Begin on a gentle grade heading southeast into recovering forest with the hum of I-90 in your ears. The trail seems to struggle to make up its mind in this early section, and you'll encounter major directional changes at 0.6 mi (north), 1.3 mi (south), 1.5 mi (northeast), 2.6 mi (southeast), and 3.7 mi (east).

At 2.6 miles you'll hit the signed junction for the Commonwealth Basin. Head right and continue south on up the PCT, gaining elevation with more earnest as you carve a two-mile horseshoe-shaped route up and onto the flank of crumbling Kendall Mountain. (Experienced climbers may want to scramble to the top of Kendall Peak for brilliant views).

At 6.0 miles the trail makes a jog from the west side of Kendall Mountain to the east. This dramatic transition in the trail is known as Kendall Katwalk, a 100-yard traverse blasted out of the steep ridge by dynamite nearly 5,500' above sea level.

This is the final destination for most day-hikers.
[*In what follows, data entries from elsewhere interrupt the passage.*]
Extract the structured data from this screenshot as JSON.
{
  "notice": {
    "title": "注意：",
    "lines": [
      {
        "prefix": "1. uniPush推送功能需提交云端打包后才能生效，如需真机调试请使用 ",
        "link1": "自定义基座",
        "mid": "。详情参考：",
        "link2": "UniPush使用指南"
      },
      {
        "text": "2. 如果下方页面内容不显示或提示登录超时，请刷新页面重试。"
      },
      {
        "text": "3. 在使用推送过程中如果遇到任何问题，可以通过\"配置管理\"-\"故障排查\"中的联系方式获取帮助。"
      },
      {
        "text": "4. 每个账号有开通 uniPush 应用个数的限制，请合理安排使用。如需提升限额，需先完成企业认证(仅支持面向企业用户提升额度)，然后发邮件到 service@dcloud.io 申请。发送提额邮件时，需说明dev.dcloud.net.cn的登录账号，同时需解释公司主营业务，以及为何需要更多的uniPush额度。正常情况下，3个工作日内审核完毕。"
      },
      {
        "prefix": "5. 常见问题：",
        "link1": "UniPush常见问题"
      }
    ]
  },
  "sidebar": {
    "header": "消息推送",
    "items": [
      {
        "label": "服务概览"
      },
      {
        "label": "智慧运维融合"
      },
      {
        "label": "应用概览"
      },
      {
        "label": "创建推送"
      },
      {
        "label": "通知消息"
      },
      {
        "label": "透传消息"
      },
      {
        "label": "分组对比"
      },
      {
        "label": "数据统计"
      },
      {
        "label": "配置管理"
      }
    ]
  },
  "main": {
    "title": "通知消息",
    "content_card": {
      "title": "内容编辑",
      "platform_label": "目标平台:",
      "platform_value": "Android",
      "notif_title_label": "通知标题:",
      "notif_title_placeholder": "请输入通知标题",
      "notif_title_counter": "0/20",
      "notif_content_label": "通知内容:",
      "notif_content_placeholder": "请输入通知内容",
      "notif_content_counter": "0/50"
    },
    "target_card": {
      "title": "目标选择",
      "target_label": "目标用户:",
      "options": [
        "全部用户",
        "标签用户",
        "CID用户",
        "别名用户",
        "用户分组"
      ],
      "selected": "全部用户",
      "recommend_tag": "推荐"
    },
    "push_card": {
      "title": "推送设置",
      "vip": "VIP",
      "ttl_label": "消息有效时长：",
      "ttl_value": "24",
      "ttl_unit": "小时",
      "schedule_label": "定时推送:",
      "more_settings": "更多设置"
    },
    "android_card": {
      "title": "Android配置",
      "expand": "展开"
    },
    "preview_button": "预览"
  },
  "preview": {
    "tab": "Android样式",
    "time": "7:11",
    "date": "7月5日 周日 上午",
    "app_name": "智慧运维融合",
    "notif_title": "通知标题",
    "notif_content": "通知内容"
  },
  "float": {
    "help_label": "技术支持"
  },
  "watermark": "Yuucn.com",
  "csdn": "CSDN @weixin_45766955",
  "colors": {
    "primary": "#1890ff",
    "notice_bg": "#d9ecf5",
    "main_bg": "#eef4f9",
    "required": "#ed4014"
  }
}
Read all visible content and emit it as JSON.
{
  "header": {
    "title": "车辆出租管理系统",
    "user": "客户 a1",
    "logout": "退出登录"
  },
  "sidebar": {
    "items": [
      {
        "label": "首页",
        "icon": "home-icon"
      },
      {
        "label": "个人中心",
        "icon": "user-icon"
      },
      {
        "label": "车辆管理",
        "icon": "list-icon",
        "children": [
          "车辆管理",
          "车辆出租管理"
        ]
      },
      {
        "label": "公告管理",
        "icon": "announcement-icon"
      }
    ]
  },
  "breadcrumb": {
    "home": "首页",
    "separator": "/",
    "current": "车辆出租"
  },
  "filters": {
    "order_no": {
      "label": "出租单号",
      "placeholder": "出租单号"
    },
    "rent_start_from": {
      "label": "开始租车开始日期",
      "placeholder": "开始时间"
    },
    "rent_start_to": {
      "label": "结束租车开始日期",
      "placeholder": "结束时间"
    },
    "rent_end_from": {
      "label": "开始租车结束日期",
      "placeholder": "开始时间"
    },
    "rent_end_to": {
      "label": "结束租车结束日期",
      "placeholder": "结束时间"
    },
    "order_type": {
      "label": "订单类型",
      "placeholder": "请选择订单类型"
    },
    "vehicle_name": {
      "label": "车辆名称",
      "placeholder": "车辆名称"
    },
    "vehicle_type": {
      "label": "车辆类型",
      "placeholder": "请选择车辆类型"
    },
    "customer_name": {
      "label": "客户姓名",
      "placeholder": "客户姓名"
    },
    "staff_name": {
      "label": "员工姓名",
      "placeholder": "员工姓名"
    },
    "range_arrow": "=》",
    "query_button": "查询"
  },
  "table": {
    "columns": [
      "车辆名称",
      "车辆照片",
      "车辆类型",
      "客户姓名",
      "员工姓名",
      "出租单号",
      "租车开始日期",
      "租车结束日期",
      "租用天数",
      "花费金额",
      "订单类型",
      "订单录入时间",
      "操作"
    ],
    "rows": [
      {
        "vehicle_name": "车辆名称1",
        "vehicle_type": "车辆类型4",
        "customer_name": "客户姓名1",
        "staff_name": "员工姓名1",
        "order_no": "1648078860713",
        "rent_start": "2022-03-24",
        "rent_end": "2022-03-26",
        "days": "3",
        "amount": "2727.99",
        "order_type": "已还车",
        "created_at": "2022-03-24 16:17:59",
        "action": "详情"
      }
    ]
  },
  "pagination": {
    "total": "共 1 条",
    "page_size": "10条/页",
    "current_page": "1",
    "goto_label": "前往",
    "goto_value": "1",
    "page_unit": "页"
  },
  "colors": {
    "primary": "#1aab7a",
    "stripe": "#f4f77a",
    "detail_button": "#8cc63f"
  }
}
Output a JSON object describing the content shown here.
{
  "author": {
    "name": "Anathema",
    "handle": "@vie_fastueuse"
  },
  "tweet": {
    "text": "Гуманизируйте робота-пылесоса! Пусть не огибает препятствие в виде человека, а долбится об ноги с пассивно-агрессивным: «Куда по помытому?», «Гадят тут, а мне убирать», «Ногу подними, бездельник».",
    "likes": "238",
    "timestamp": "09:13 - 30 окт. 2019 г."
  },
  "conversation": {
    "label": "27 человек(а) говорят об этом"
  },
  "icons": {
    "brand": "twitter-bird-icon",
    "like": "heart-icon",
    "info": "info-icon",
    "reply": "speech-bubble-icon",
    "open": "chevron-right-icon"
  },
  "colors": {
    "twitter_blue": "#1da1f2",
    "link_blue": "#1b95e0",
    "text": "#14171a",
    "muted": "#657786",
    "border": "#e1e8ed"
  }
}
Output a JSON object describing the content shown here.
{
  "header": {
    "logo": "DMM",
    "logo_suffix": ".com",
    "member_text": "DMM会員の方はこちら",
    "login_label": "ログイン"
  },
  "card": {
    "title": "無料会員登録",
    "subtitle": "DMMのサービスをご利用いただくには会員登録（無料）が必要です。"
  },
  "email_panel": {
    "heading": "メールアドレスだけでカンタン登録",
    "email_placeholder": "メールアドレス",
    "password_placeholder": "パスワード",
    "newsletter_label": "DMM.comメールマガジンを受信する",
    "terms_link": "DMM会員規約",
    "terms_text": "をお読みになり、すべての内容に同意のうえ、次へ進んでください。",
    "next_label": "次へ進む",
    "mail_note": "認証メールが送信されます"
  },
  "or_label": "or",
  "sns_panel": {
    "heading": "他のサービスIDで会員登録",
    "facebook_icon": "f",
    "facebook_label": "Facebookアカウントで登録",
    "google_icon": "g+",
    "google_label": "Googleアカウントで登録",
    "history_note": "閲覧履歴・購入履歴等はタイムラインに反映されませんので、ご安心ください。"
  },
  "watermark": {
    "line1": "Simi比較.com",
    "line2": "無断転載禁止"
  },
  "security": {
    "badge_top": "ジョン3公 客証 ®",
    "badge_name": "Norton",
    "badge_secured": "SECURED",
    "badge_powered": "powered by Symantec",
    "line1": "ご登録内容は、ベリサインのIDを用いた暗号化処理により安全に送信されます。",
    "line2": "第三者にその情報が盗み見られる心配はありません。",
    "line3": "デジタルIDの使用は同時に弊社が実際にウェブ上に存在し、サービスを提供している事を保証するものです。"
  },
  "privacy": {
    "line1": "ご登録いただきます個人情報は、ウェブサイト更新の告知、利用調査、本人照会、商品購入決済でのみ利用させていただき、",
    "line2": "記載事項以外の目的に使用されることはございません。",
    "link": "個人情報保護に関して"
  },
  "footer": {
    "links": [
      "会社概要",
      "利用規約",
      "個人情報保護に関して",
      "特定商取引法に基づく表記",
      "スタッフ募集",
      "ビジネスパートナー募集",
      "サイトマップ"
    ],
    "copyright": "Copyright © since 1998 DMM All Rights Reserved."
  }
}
The views here are wonderful, and crossing Kendall Katwalk makes for a spectacular photograph. Don't worry though: this infamous section of the trail is nearly 3' wide and is solid as a, well, rock. Most hikers won't have any trouble crossing this section in the clear summer months.

For those looking for a longer trip or wanting to overnight, continue on the trail for another 1.5 miles, slowly dropping down into the basins that are home to Gravel, Alaska, and Ridge Lakes. You'll find established campsites at Ridge Lake.

Permits & Tips

Northwest Forest Pass required. Pit toilet available at trailhead. Exercise caution on stream crossings, especially in shoulder seasons of heavy flow or possible freezing temperatures. This hike was filmed in early November. 

>>Google Directions

How to get there

Head east on I-90 to exit 52, (West Summit, Snoqualmie Pass).
At the end of the ramp, turn left and go back under freeway.
After 100 yards, take a right onto a short paved road signed for the Pacific Crest Trail Parking. Park at the end of the road.